Work required:
What follows is a set of entries. Repeat them exactly, but not their pictures.

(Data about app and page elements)
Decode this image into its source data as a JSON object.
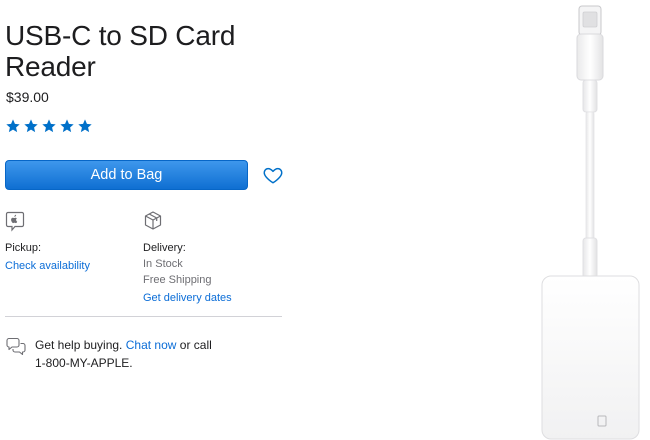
{
  "product": {
    "title": "USB-C to SD Card Reader",
    "price": "$39.00",
    "rating": 5,
    "rating_color": "#0070c9"
  },
  "actions": {
    "add_to_bag": "Add to Bag",
    "favorite_icon": "heart-icon"
  },
  "pickup": {
    "icon": "apple-store-icon",
    "label": "Pickup:",
    "link": "Check availability"
  },
  "delivery": {
    "icon": "box-icon",
    "label": "Delivery:",
    "stock": "In Stock",
    "shipping": "Free Shipping",
    "link": "Get delivery dates"
  },
  "help": {
    "icon": "chat-bubbles-icon",
    "text_before": "Get help buying.",
    "chat_link": "Chat now",
    "text_after": "or call",
    "phone": "1-800-MY-APPLE."
  },
  "colors": {
    "accent": "#0070c9",
    "link": "#0b6dd7",
    "text": "#1d1d1f"
  }
}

Exercise output:
Decode this image into its source data as a JSON object.
{
  "product": {
    "title": "USB-C to SD Card Reader",
    "price": "$39.00",
    "rating": 5,
    "rating_color": "#0070c9"
  },
  "actions": {
    "add_to_bag": "Add to Bag",
    "favorite_icon": "heart-icon"
  },
  "pickup": {
    "icon": "apple-store-icon",
    "label": "Pickup:",
    "link": "Check availability"
  },
  "delivery": {
    "icon": "box-icon",
    "label": "Delivery:",
    "stock": "In Stock",
    "shipping": "Free Shipping",
    "link": "Get delivery dates"
  },
  "help": {
    "icon": "chat-bubbles-icon",
    "text_before": "Get help buying.",
    "chat_link": "Chat now",
    "text_after": "or call",
    "phone": "1-800-MY-APPLE."
  },
  "colors": {
    "accent": "#0070c9",
    "link": "#0b6dd7",
    "text": "#1d1d1f"
  }
}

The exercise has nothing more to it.